The implementation of a modern BI solution has allowed the Trust to move from a manual process to a fully automated environment. The best example of this is the impact this has had on the accident and emergency departments (A&E), where the Trust typically see 500-600 patients a day across two sites. To manage this level of demand and adhere to the four-hour standard is a huge challenge and creates real pressure on operational and clinical teams. Trying to ensure that the flow of patients through the A&E department is optimal to ensure the best experience for patients, but also to comply with performance standards means that access to good quality, timely information is critical.  

Using a modern BI platform, the A&E operational and clinical teams now have access to close to real-time views of statistics via Power BI dashboards presented on monitors within their department. This has enabled staff to better monitor and manage resources and patient flow, which in turn helps to meet the A&E waiting-time targets.   

The new platform has also enabled the legacy platform and report creation process to be decommissioned. Previously, the Trust’s BI team had to manually collate information which had been recorded on various pieces of paper and Excel spreadsheets to be able to produce a daily report providing information on patients and resources within the A&E department.

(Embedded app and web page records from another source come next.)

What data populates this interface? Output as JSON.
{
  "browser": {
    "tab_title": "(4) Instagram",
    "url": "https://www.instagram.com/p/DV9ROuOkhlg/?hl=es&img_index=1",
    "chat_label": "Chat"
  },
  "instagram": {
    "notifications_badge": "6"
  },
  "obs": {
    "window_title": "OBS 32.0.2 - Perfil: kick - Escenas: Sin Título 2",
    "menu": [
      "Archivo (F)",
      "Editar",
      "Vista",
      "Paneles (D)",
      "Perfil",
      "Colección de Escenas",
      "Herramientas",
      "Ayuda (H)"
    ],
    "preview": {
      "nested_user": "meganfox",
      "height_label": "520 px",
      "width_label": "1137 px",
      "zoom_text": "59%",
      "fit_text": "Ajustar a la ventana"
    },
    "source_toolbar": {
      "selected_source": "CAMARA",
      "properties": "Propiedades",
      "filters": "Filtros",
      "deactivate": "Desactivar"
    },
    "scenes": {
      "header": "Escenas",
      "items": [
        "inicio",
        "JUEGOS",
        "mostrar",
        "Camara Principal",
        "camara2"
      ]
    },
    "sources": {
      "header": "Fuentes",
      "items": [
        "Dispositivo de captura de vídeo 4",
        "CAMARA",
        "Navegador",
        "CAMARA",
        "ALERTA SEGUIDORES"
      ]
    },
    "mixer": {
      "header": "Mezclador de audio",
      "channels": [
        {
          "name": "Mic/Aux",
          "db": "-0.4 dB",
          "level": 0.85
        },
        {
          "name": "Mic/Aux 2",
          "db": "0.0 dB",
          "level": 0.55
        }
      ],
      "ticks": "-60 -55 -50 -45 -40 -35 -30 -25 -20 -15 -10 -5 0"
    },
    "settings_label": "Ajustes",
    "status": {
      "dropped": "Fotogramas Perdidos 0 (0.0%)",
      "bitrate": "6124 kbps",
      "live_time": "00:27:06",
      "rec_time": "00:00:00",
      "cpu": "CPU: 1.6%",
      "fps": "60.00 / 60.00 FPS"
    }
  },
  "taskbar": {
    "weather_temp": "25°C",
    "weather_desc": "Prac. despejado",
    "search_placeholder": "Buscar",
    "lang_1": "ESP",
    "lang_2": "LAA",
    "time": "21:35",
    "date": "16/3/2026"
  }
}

As this report could only be run once a day, the output was a point in time snapshot of the department and therefore limited in its use and benefit. This process is now fully automated with dashboards being updated every 15-minutes.  

The result of this is that in a recent analysis of NHS A&E waiting times data, Maidstone and Tunbridge Wells NHS Trust came second within a table of over 100 Trusts measuring the shortest A&E waiting times. By embracing digital transformation and implementing solutions that make a real difference to NHS teams and patients, MTW has been able to cut waiting times, ensuring more patients are seen quickly.  

An added benefit of this particular project was that by nature of the system design it has meant that the system use and its operational cost is shared by multiple NHS partners, providing access to enterprise-level BI technology which otherwise may not have been affordable had each participating organisation had to pay for this individually.  

With the NHS under more strain than ever before, turning to innovative solutions (and ways of delivering solutions across local systems) will become increasingly important. Although budgets are under huge strain, Trusts should not be looking to reduce investment but look for ways to share costs, gain access to innovative solutions, which if designed well, can make a huge difference to staff and patients.